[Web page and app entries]
================
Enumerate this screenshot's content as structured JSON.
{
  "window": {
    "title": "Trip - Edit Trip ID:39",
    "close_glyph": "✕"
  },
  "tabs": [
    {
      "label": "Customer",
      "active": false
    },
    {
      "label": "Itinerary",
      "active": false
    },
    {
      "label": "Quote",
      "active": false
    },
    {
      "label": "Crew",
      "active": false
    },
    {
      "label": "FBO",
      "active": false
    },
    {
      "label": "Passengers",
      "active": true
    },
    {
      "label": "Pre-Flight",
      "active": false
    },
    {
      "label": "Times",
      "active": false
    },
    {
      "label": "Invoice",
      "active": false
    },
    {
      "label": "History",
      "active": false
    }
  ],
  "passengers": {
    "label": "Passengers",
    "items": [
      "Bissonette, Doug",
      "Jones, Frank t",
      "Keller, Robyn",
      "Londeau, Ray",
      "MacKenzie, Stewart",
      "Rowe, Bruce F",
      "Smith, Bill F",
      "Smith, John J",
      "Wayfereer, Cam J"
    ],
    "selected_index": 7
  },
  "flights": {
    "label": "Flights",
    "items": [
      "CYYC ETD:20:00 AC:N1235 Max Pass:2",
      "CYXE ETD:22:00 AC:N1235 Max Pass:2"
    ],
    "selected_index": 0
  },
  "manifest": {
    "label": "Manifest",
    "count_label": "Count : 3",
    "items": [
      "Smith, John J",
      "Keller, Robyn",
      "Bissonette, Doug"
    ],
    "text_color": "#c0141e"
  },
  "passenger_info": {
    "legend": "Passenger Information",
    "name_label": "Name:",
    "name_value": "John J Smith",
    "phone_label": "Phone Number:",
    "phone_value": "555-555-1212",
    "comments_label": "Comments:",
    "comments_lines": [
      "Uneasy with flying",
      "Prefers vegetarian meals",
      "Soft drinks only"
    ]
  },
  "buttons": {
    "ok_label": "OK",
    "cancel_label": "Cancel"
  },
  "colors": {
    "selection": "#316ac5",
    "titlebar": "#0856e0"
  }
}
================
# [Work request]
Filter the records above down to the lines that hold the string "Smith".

# [Answer to this exercise]
      "Smith, Bill F",
      "Smith, John J",
      "Smith, John J",
    "name_value": "John J Smith",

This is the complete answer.